## TRY IT
Pictures should be left out while the data beneath this task is written out word for word.

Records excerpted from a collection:
▼▼▼

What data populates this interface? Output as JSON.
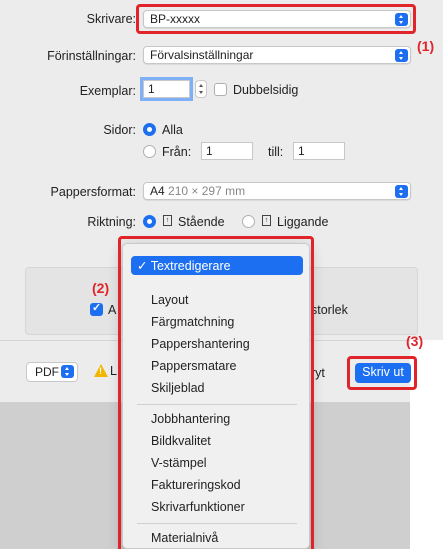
{
  "printer": {
    "label": "Skrivare:",
    "value": "BP-xxxxx"
  },
  "presets": {
    "label": "Förinställningar:",
    "value": "Förvalsinställningar"
  },
  "copies": {
    "label": "Exemplar:",
    "value": "1",
    "duplex_label": "Dubbelsidig"
  },
  "pages": {
    "label": "Sidor:",
    "all_label": "Alla",
    "from_label": "Från:",
    "from_value": "1",
    "to_label": "till:",
    "to_value": "1"
  },
  "paper": {
    "label": "Pappersformat:",
    "value": "A4",
    "size": "210 × 297 mm"
  },
  "orientation": {
    "label": "Riktning:",
    "portrait": "Stående",
    "landscape": "Liggande"
  },
  "panel": {
    "checkbox_prefix": "A",
    "suffix_text": "storlek"
  },
  "footer": {
    "pdf_label": "PDF",
    "warning_text": "L",
    "hidden_text": "ryt",
    "print_label": "Skriv ut"
  },
  "callouts": {
    "c1": "(1)",
    "c2": "(2)",
    "c3": "(3)"
  },
  "menu": {
    "selected": "✓ Textredigerare",
    "group1": [
      "Layout",
      "Färgmatchning",
      "Pappershantering",
      "Pappersmatare",
      "Skiljeblad"
    ],
    "group2": [
      "Jobbhantering",
      "Bildkvalitet",
      "V-stämpel",
      "Faktureringskod",
      "Skrivarfunktioner"
    ],
    "group3": [
      "Materialnivå"
    ]
  },
  "colors": {
    "accent": "#1d6ff2",
    "highlight": "#e0242a",
    "warning": "#f2b600"
  }
}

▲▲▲

## ANSWER SECTION
What data populates this interface? Output as JSON.
{
  "printer": {
    "label": "Skrivare:",
    "value": "BP-xxxxx"
  },
  "presets": {
    "label": "Förinställningar:",
    "value": "Förvalsinställningar"
  },
  "copies": {
    "label": "Exemplar:",
    "value": "1",
    "duplex_label": "Dubbelsidig"
  },
  "pages": {
    "label": "Sidor:",
    "all_label": "Alla",
    "from_label": "Från:",
    "from_value": "1",
    "to_label": "till:",
    "to_value": "1"
  },
  "paper": {
    "label": "Pappersformat:",
    "value": "A4",
    "size": "210 × 297 mm"
  },
  "orientation": {
    "label": "Riktning:",
    "portrait": "Stående",
    "landscape": "Liggande"
  },
  "panel": {
    "checkbox_prefix": "A",
    "suffix_text": "storlek"
  },
  "footer": {
    "pdf_label": "PDF",
    "warning_text": "L",
    "hidden_text": "ryt",
    "print_label": "Skriv ut"
  },
  "callouts": {
    "c1": "(1)",
    "c2": "(2)",
    "c3": "(3)"
  },
  "menu": {
    "selected": "✓ Textredigerare",
    "group1": [
      "Layout",
      "Färgmatchning",
      "Pappershantering",
      "Pappersmatare",
      "Skiljeblad"
    ],
    "group2": [
      "Jobbhantering",
      "Bildkvalitet",
      "V-stämpel",
      "Faktureringskod",
      "Skrivarfunktioner"
    ],
    "group3": [
      "Materialnivå"
    ]
  },
  "colors": {
    "accent": "#1d6ff2",
    "highlight": "#e0242a",
    "warning": "#f2b600"
  }
}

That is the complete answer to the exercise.